“There was an entire system of monetary sanctions that kept people in contact with the police and the justice system,” says Juliene James, Director of Criminal Justice for Arnold Ventures. “That created an incentive for local governments, and also state governments, to maximize revenue at a cost of legitimacy for those governments.”
State and local governments around the country find increased fines and fees politically easier to impose than hiking broad-based taxes on sales, property, or income. That’s particularly true at the local level, with more than 40 states limiting or capping cities’ and counties’ tax rates.
Fines and fees offer a way to skirt tax caps, but they are inefficient. Most fail to collect 20 to 30 percent of the fines and fees that they assess. One New Mexico county pays $1.17 to collect every dollar it brings in. Nearly all jurisdictions come out ahead, but many spend 40 cents of every dollar they bring in on collection costs, which often goes to private vendors. “We’ve been saying for a long time that the funding source is unreliable,” James says.
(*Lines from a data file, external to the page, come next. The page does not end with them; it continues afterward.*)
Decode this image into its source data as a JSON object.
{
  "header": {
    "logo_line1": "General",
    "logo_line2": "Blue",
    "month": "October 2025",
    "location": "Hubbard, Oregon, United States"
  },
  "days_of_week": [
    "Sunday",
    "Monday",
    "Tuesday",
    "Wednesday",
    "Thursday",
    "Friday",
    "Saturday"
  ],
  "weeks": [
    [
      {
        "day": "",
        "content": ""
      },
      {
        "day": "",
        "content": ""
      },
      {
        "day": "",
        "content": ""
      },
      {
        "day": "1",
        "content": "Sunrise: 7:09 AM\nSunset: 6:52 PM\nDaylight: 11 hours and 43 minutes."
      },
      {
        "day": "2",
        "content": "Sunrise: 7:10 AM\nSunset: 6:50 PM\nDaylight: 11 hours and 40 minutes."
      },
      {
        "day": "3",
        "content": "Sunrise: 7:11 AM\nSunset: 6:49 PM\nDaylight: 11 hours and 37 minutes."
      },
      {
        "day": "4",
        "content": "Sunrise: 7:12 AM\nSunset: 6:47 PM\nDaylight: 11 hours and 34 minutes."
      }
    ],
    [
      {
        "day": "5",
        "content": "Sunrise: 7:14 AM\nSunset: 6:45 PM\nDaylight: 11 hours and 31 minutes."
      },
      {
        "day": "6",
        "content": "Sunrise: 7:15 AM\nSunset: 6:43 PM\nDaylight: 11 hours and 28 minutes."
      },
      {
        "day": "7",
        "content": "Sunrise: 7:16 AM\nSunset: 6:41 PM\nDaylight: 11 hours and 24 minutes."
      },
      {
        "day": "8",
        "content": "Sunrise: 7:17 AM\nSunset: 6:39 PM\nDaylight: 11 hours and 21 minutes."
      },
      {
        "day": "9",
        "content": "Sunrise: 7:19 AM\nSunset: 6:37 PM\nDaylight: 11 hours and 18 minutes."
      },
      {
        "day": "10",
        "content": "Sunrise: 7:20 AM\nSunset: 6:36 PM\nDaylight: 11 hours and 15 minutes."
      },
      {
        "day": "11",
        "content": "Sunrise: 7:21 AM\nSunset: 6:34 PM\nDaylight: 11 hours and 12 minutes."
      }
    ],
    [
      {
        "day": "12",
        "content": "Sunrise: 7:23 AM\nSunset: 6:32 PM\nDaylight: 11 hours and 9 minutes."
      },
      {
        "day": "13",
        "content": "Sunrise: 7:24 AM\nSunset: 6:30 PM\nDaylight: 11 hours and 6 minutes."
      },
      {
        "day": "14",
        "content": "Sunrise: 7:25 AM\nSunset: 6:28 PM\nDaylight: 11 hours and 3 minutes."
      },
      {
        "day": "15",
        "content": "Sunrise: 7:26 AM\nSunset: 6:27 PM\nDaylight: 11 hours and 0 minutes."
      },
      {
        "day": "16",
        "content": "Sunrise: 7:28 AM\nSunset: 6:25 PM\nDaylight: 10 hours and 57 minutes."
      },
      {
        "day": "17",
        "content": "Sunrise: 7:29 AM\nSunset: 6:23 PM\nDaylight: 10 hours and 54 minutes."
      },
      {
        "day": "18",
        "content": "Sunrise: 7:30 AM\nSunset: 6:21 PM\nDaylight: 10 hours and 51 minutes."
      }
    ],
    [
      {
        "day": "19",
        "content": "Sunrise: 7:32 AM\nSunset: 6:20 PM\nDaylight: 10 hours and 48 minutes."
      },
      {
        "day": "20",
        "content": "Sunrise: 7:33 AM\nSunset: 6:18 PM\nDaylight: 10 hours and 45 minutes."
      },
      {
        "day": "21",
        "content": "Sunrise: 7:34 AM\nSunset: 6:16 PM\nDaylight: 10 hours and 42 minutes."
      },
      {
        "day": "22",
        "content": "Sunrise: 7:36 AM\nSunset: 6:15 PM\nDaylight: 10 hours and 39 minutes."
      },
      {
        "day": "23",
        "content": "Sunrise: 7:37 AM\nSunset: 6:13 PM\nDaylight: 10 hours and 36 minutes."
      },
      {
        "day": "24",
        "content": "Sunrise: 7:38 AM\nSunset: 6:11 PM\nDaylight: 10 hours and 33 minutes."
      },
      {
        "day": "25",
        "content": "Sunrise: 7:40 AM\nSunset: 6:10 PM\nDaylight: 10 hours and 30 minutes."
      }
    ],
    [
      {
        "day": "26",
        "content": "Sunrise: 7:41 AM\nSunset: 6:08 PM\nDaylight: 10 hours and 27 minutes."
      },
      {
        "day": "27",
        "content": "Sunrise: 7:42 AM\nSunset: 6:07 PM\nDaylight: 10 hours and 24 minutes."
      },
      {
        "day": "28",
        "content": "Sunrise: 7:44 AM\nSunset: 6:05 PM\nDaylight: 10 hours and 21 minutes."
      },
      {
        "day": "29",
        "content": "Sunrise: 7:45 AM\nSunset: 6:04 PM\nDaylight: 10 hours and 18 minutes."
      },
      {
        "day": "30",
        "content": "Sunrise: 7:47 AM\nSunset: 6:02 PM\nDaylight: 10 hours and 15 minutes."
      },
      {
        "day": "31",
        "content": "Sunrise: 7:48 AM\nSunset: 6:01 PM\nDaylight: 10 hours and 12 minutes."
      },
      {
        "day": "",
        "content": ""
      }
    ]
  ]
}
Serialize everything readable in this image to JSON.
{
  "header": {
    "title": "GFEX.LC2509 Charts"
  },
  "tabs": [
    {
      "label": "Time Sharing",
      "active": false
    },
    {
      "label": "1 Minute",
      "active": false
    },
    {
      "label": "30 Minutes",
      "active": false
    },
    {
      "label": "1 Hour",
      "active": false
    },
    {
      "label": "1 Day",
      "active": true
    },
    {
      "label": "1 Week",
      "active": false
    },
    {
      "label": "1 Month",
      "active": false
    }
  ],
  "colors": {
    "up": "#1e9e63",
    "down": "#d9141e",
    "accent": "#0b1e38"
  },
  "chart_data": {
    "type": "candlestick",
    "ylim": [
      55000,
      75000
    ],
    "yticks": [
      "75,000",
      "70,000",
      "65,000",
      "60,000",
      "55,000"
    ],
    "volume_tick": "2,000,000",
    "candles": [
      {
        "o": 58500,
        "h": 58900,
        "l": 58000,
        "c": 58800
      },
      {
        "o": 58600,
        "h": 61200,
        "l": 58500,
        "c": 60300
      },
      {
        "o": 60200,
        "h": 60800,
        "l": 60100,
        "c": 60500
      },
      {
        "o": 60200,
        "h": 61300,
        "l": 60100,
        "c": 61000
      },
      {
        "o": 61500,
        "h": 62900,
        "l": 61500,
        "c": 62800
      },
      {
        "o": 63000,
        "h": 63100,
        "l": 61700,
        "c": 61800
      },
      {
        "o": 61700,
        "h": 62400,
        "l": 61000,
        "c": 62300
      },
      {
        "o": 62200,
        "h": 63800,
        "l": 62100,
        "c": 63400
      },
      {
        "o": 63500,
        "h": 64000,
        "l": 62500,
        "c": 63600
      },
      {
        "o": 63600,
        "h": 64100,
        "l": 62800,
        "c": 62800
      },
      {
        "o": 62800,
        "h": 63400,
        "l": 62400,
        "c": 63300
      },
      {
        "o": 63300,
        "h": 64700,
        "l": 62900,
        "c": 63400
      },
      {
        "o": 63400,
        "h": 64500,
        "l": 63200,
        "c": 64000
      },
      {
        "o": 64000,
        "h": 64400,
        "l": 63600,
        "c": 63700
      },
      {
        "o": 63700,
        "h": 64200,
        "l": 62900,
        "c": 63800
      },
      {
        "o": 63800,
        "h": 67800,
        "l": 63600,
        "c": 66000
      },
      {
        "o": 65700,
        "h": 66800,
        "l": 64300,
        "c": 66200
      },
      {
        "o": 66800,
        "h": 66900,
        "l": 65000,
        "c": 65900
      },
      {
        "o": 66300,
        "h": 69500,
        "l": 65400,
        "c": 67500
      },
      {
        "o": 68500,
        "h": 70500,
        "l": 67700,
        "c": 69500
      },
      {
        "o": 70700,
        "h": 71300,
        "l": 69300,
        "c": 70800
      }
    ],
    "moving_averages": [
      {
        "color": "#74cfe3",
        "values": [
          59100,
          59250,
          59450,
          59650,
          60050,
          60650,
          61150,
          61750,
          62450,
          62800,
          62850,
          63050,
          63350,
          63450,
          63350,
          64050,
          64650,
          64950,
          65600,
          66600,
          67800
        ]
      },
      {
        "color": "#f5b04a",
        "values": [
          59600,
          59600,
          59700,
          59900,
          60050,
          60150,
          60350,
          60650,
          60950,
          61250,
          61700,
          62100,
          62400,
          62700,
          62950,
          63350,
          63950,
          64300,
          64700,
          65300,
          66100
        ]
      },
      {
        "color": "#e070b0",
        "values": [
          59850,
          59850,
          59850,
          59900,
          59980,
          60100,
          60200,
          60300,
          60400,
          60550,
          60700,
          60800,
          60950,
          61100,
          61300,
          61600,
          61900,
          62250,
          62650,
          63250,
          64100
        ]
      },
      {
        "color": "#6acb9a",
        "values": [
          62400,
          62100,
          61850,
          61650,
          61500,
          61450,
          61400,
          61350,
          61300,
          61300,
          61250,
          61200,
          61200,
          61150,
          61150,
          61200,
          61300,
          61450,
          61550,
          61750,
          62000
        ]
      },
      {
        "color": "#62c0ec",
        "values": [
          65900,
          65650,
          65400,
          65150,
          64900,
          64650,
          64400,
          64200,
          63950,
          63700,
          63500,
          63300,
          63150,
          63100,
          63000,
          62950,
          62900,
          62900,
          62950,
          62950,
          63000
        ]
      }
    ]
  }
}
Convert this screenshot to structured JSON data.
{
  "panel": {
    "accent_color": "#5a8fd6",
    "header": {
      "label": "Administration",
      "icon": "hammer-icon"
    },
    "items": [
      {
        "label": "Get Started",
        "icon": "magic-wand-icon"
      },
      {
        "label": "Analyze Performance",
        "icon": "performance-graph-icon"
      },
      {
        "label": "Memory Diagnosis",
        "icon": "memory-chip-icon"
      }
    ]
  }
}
Fines and fees are not just inefficient economic policies. They fall hardest on low-income individuals who often belong to racial and ethnic minority groups. “Using fines and fees is probably one of the most painful ways you can raise revenue,” says Chris Mai, a Senior Research Associate at the Vera Institute of Justice, which is studying fine and fee structures in several states, “and in many cases, you’re raising it from people who don’t have the money in the first place.”
Individuals unable to pay off their criminal legal debt, depending on the jurisdiction, may lose their driver’s licenses or the right to vote, or end up with a record that undermines their ability to find work. “Fines and fees often come on top of jail or prison time,” says Sarah Schirmer, Deputy Director of the Center for Justice & Safety Finance at PFM, a consulting firm. “We’re punishing people twice.”
Failure to pay not just the initial fines and fees but spiraling interest and late fees sometimes lead to incarceration — a form of modern-day debtors’ prison. (In response to the pandemic, Maine courts have stopped issuing warrants for outstanding fines and fees.) That’s not only a tragedy for the individuals involved. Keeping people incarcerated, returning to court, or otherwise entangled with the criminal justice system represent hidden costs to governments that may view fines and fees as a profit center.
During the current wave of protests, there aren’t too many signs or chants complaining about unfair fines and fees. There is an incredible level of interest, however, in police budgets and funding. “This is a moment when we are seeing some of the largest mass mobilizations in our country’s history about policing and the injustices that pervade our criminal justice system from top to bottom,” Highsmith says.
But fines and fees have increased in direct response to the need for states and localities to make up for revenue lost to recession and tax limitation laws. The pandemic and the resulting economic downturn have opened up multibillion-dollar shortfalls all over the country.
Still, there’s starting to be more recognition among lawmakers and advocates that fines and fees don’t make sense, either in terms of pursuing criminal justice reform or as an effective means of revenue collection. “If there’s a window, it’s going to be because policymakers care about the two big threads of economic crisis and overdue racial reckoning,” James says.
As Ramsey County has shown, it is possible to find cost savings and other ways of paying for cops and courts. “They have eliminated fees even during this pandemic,” says Schirmer of PFM, which provided technical assistance to Ramsey County’s effort. “It is feasible for counties to eliminate their fines and fees and identify ways to fund their criminal justice systems through alternative revenue sources.”